Pierre d'Amboise unsuccessfully rebelled against King Louis XI and his property was confiscated, and the castle was dismantled on royal order in 1465. It was later rebuilt by Charles I d'Amboise from 1465–1475 and then finished by his son, Charles II d'Amboise de Chaumont from 1498–1510, with help from his uncle, Cardinal Georges d'Amboise; some Renaissance features were to be seen in buildings that retained their overall medieval appearance. The château was acquired by Catherine de Medici in 1550. There she entertained numerous astrologers, among them Nostradamus. When her husband, Henry II, died in 1559 she forced his mistress, Diane de Poitiers, to exchange Château de Chaumont for Château de Chenonceau which Henry had given to de Poitiers. Diane de Poitiers only lived at Chaumont for a short while.
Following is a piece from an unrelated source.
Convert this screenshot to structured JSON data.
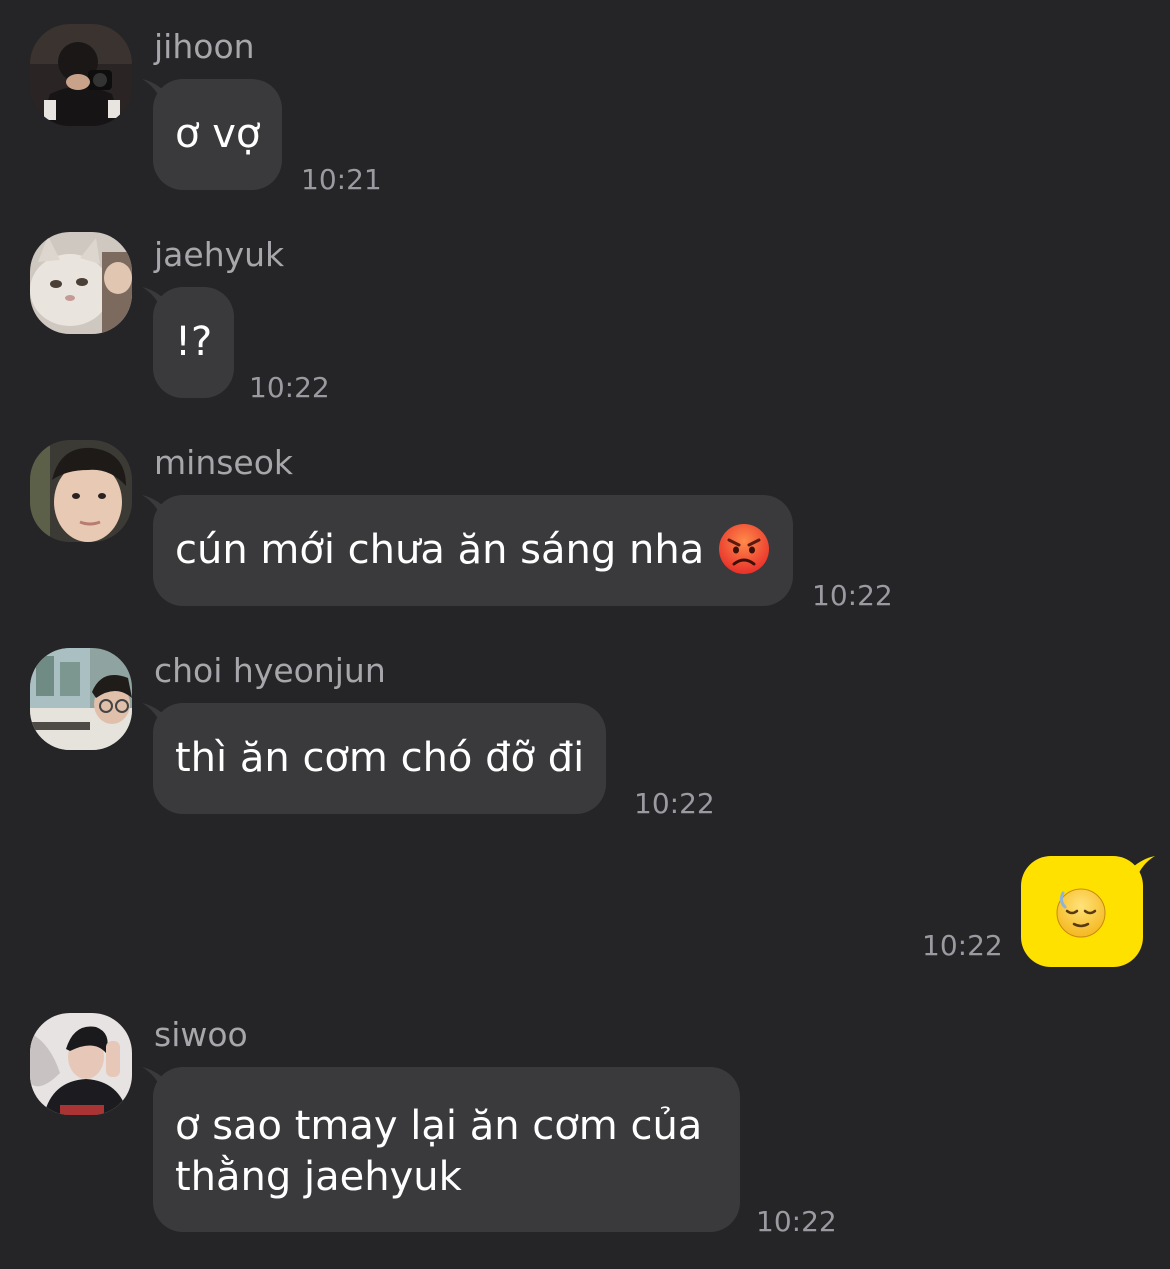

Later Chaumont has changed hands several times. Paul de Beauvilliers bought the château in 1699, modernized some of its interiors and decorated it with sufficient grandeur to house the duc d'Anjou on his way to become king of Spain in 1700. Monsieur Bertin demolished the north wing to open the house towards the river view in the modern fashion.

In 1750, Jacques-Donatien Le Ray purchased the castle as a country home where he established a glassmaking and pottery factory. He was considered the French "Father of the American Revolution" because he loved America. However, in 1789, the new French Revolutionary Government seized Le Ray's assets, including his beloved Château de Chaumont.

The castle has been classified as a Monument historique since 1840 by the French Ministry of Culture. The Château de Chaumont is currently a museum and every year hosts a Garden Festival from April to October where contemporary garden designers display their work in an English-style garden.